- [Items from an interface collection]
-*-

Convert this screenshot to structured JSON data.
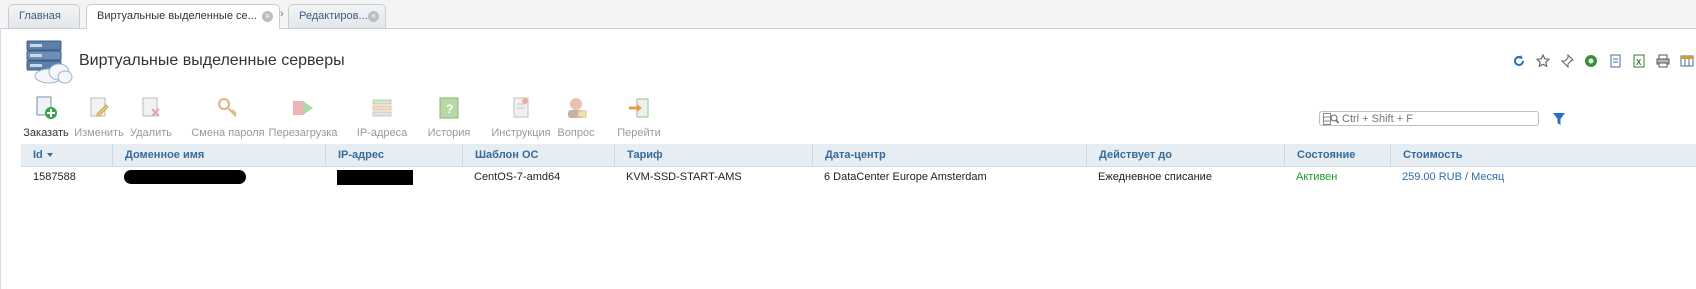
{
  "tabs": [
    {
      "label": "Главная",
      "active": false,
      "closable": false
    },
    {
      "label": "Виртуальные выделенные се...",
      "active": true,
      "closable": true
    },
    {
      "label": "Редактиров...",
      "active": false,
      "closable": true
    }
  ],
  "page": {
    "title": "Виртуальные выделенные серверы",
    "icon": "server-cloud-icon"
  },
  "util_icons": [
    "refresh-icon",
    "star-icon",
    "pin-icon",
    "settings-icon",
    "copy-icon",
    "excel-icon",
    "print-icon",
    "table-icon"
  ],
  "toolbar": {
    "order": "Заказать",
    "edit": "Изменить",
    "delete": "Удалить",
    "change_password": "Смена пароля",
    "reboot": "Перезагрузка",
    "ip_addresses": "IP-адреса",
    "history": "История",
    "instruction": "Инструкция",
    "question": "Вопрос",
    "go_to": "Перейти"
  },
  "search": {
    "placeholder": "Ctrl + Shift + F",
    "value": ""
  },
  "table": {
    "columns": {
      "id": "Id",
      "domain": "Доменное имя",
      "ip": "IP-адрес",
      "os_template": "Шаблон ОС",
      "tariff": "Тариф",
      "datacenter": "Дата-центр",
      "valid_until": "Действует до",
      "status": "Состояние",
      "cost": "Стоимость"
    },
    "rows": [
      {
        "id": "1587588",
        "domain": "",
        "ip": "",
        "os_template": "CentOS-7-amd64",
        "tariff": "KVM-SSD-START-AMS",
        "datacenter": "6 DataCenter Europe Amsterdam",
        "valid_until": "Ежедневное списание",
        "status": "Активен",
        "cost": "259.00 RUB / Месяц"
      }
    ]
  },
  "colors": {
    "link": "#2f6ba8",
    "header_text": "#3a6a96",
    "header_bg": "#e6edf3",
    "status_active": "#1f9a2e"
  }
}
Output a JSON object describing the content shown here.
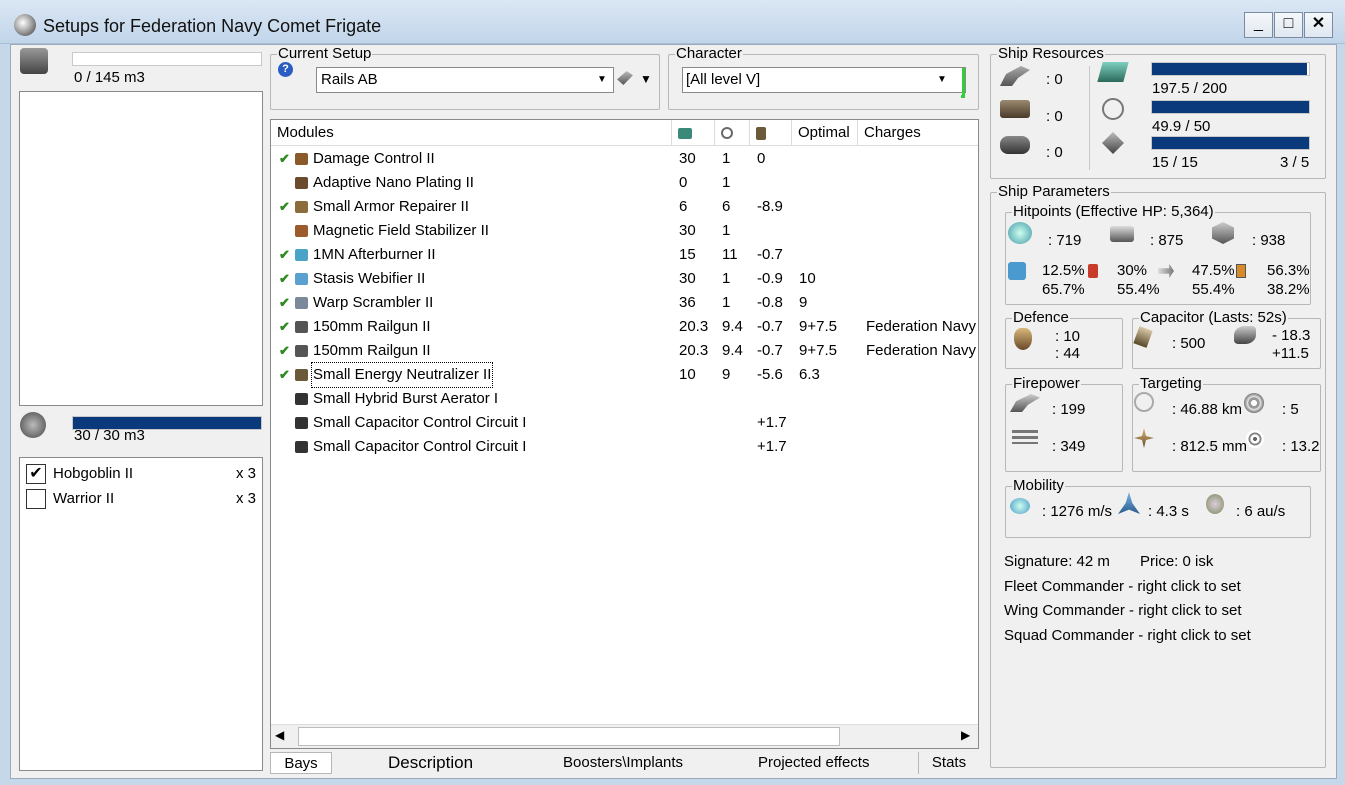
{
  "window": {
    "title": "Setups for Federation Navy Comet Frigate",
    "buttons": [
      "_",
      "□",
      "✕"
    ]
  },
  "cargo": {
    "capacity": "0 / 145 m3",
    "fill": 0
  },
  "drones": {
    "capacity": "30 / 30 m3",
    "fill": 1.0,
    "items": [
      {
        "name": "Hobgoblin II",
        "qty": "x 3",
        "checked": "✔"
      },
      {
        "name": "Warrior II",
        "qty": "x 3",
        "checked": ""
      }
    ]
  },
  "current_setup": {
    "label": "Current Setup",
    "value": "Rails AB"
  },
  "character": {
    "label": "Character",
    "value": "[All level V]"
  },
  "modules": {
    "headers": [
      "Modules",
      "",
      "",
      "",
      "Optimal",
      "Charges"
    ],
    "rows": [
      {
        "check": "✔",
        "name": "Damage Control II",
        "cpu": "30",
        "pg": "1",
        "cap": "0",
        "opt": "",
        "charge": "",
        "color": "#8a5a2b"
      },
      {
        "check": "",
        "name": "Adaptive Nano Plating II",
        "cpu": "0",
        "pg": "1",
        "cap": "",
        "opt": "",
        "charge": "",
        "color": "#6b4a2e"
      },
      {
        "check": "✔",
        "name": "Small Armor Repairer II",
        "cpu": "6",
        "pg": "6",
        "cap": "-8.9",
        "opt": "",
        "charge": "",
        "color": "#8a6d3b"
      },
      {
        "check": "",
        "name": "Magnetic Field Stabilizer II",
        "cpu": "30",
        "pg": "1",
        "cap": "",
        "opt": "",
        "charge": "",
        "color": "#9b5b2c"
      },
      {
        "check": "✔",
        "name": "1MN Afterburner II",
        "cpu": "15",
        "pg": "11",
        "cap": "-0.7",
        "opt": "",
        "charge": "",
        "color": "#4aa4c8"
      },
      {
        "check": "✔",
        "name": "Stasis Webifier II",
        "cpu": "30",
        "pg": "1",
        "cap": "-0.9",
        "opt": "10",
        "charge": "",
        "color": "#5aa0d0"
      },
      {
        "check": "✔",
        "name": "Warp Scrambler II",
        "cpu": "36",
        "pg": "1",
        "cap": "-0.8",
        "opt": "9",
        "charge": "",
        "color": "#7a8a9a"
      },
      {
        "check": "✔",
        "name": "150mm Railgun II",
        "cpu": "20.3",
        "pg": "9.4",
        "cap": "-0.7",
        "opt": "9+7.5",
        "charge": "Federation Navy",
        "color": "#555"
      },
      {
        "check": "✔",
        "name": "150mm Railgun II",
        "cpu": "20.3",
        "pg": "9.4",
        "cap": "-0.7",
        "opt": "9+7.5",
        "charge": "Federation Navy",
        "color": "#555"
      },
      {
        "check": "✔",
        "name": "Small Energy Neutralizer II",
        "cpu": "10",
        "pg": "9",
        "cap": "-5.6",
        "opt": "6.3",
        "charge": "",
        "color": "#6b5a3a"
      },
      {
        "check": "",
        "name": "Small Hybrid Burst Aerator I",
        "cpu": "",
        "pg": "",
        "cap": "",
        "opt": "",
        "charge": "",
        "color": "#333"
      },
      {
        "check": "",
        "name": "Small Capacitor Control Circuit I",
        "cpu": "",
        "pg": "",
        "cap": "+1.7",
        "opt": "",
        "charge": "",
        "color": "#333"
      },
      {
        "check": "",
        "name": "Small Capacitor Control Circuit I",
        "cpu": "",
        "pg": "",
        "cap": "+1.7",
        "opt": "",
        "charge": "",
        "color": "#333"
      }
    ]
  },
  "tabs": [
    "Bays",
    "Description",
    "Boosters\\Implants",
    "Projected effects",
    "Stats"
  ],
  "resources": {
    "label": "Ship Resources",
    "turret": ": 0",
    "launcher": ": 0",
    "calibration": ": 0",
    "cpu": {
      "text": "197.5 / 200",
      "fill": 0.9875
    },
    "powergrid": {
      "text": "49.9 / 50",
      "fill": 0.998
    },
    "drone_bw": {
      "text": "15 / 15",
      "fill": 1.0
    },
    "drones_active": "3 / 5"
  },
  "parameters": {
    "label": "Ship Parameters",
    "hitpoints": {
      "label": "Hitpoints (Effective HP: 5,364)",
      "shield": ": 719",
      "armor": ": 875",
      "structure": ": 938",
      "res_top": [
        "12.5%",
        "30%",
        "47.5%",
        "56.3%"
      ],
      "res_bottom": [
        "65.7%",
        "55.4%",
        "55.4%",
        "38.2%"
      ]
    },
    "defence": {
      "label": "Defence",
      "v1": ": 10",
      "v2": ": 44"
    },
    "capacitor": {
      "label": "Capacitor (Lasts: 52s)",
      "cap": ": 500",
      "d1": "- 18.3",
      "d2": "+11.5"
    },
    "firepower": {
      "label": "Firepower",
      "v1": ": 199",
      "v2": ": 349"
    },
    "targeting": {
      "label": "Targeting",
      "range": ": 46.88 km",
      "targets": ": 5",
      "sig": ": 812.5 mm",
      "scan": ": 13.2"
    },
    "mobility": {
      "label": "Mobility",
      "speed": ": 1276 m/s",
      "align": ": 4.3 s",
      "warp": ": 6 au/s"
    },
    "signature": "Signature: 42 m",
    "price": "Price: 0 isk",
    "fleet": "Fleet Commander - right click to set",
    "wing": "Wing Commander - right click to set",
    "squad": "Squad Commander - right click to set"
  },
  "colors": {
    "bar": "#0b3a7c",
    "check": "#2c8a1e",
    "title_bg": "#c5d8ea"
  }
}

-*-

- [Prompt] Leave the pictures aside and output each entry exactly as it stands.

- [Expected answer]
Convert this screenshot to structured JSON data.
{
  "tabs": [
    {
      "label": "Главная",
      "active": false,
      "closable": false
    },
    {
      "label": "Виртуальные выделенные се...",
      "active": true,
      "closable": true
    },
    {
      "label": "Редактиров...",
      "active": false,
      "closable": true
    }
  ],
  "page": {
    "title": "Виртуальные выделенные серверы",
    "icon": "server-cloud-icon"
  },
  "util_icons": [
    "refresh-icon",
    "star-icon",
    "pin-icon",
    "settings-icon",
    "copy-icon",
    "excel-icon",
    "print-icon",
    "table-icon"
  ],
  "toolbar": {
    "order": "Заказать",
    "edit": "Изменить",
    "delete": "Удалить",
    "change_password": "Смена пароля",
    "reboot": "Перезагрузка",
    "ip_addresses": "IP-адреса",
    "history": "История",
    "instruction": "Инструкция",
    "question": "Вопрос",
    "go_to": "Перейти"
  },
  "search": {
    "placeholder": "Ctrl + Shift + F",
    "value": ""
  },
  "table": {
    "columns": {
      "id": "Id",
      "domain": "Доменное имя",
      "ip": "IP-адрес",
      "os_template": "Шаблон ОС",
      "tariff": "Тариф",
      "datacenter": "Дата-центр",
      "valid_until": "Действует до",
      "status": "Состояние",
      "cost": "Стоимость"
    },
    "rows": [
      {
        "id": "1587588",
        "domain": "",
        "ip": "",
        "os_template": "CentOS-7-amd64",
        "tariff": "KVM-SSD-START-AMS",
        "datacenter": "6 DataCenter Europe Amsterdam",
        "valid_until": "Ежедневное списание",
        "status": "Активен",
        "cost": "259.00 RUB / Месяц"
      }
    ]
  },
  "colors": {
    "link": "#2f6ba8",
    "header_text": "#3a6a96",
    "header_bg": "#e6edf3",
    "status_active": "#1f9a2e"
  }
}
Output a JSON object describing the content shown here.
{
  "window": {
    "title": "Setups for Federation Navy Comet Frigate",
    "buttons": [
      "_",
      "□",
      "✕"
    ]
  },
  "cargo": {
    "capacity": "0 / 145 m3",
    "fill": 0
  },
  "drones": {
    "capacity": "30 / 30 m3",
    "fill": 1.0,
    "items": [
      {
        "name": "Hobgoblin II",
        "qty": "x 3",
        "checked": "✔"
      },
      {
        "name": "Warrior II",
        "qty": "x 3",
        "checked": ""
      }
    ]
  },
  "current_setup": {
    "label": "Current Setup",
    "value": "Rails AB"
  },
  "character": {
    "label": "Character",
    "value": "[All level V]"
  },
  "modules": {
    "headers": [
      "Modules",
      "",
      "",
      "",
      "Optimal",
      "Charges"
    ],
    "rows": [
      {
        "check": "✔",
        "name": "Damage Control II",
        "cpu": "30",
        "pg": "1",
        "cap": "0",
        "opt": "",
        "charge": "",
        "color": "#8a5a2b"
      },
      {
        "check": "",
        "name": "Adaptive Nano Plating II",
        "cpu": "0",
        "pg": "1",
        "cap": "",
        "opt": "",
        "charge": "",
        "color": "#6b4a2e"
      },
      {
        "check": "✔",
        "name": "Small Armor Repairer II",
        "cpu": "6",
        "pg": "6",
        "cap": "-8.9",
        "opt": "",
        "charge": "",
        "color": "#8a6d3b"
      },
      {
        "check": "",
        "name": "Magnetic Field Stabilizer II",
        "cpu": "30",
        "pg": "1",
        "cap": "",
        "opt": "",
        "charge": "",
        "color": "#9b5b2c"
      },
      {
        "check": "✔",
        "name": "1MN Afterburner II",
        "cpu": "15",
        "pg": "11",
        "cap": "-0.7",
        "opt": "",
        "charge": "",
        "color": "#4aa4c8"
      },
      {
        "check": "✔",
        "name": "Stasis Webifier II",
        "cpu": "30",
        "pg": "1",
        "cap": "-0.9",
        "opt": "10",
        "charge": "",
        "color": "#5aa0d0"
      },
      {
        "check": "✔",
        "name": "Warp Scrambler II",
        "cpu": "36",
        "pg": "1",
        "cap": "-0.8",
        "opt": "9",
        "charge": "",
        "color": "#7a8a9a"
      },
      {
        "check": "✔",
        "name": "150mm Railgun II",
        "cpu": "20.3",
        "pg": "9.4",
        "cap": "-0.7",
        "opt": "9+7.5",
        "charge": "Federation Navy",
        "color": "#555"
      },
      {
        "check": "✔",
        "name": "150mm Railgun II",
        "cpu": "20.3",
        "pg": "9.4",
        "cap": "-0.7",
        "opt": "9+7.5",
        "charge": "Federation Navy",
        "color": "#555"
      },
      {
        "check": "✔",
        "name": "Small Energy Neutralizer II",
        "cpu": "10",
        "pg": "9",
        "cap": "-5.6",
        "opt": "6.3",
        "charge": "",
        "color": "#6b5a3a"
      },
      {
        "check": "",
        "name": "Small Hybrid Burst Aerator I",
        "cpu": "",
        "pg": "",
        "cap": "",
        "opt": "",
        "charge": "",
        "color": "#333"
      },
      {
        "check": "",
        "name": "Small Capacitor Control Circuit I",
        "cpu": "",
        "pg": "",
        "cap": "+1.7",
        "opt": "",
        "charge": "",
        "color": "#333"
      },
      {
        "check": "",
        "name": "Small Capacitor Control Circuit I",
        "cpu": "",
        "pg": "",
        "cap": "+1.7",
        "opt": "",
        "charge": "",
        "color": "#333"
      }
    ]
  },
  "tabs": [
    "Bays",
    "Description",
    "Boosters\\Implants",
    "Projected effects",
    "Stats"
  ],
  "resources": {
    "label": "Ship Resources",
    "turret": ": 0",
    "launcher": ": 0",
    "calibration": ": 0",
    "cpu": {
      "text": "197.5 / 200",
      "fill": 0.9875
    },
    "powergrid": {
      "text": "49.9 / 50",
      "fill": 0.998
    },
    "drone_bw": {
      "text": "15 / 15",
      "fill": 1.0
    },
    "drones_active": "3 / 5"
  },
  "parameters": {
    "label": "Ship Parameters",
    "hitpoints": {
      "label": "Hitpoints (Effective HP: 5,364)",
      "shield": ": 719",
      "armor": ": 875",
      "structure": ": 938",
      "res_top": [
        "12.5%",
        "30%",
        "47.5%",
        "56.3%"
      ],
      "res_bottom": [
        "65.7%",
        "55.4%",
        "55.4%",
        "38.2%"
      ]
    },
    "defence": {
      "label": "Defence",
      "v1": ": 10",
      "v2": ": 44"
    },
    "capacitor": {
      "label": "Capacitor (Lasts: 52s)",
      "cap": ": 500",
      "d1": "- 18.3",
      "d2": "+11.5"
    },
    "firepower": {
      "label": "Firepower",
      "v1": ": 199",
      "v2": ": 349"
    },
    "targeting": {
      "label": "Targeting",
      "range": ": 46.88 km",
      "targets": ": 5",
      "sig": ": 812.5 mm",
      "scan": ": 13.2"
    },
    "mobility": {
      "label": "Mobility",
      "speed": ": 1276 m/s",
      "align": ": 4.3 s",
      "warp": ": 6 au/s"
    },
    "signature": "Signature: 42 m",
    "price": "Price: 0 isk",
    "fleet": "Fleet Commander - right click to set",
    "wing": "Wing Commander - right click to set",
    "squad": "Squad Commander - right click to set"
  },
  "colors": {
    "bar": "#0b3a7c",
    "check": "#2c8a1e",
    "title_bg": "#c5d8ea"
  }
}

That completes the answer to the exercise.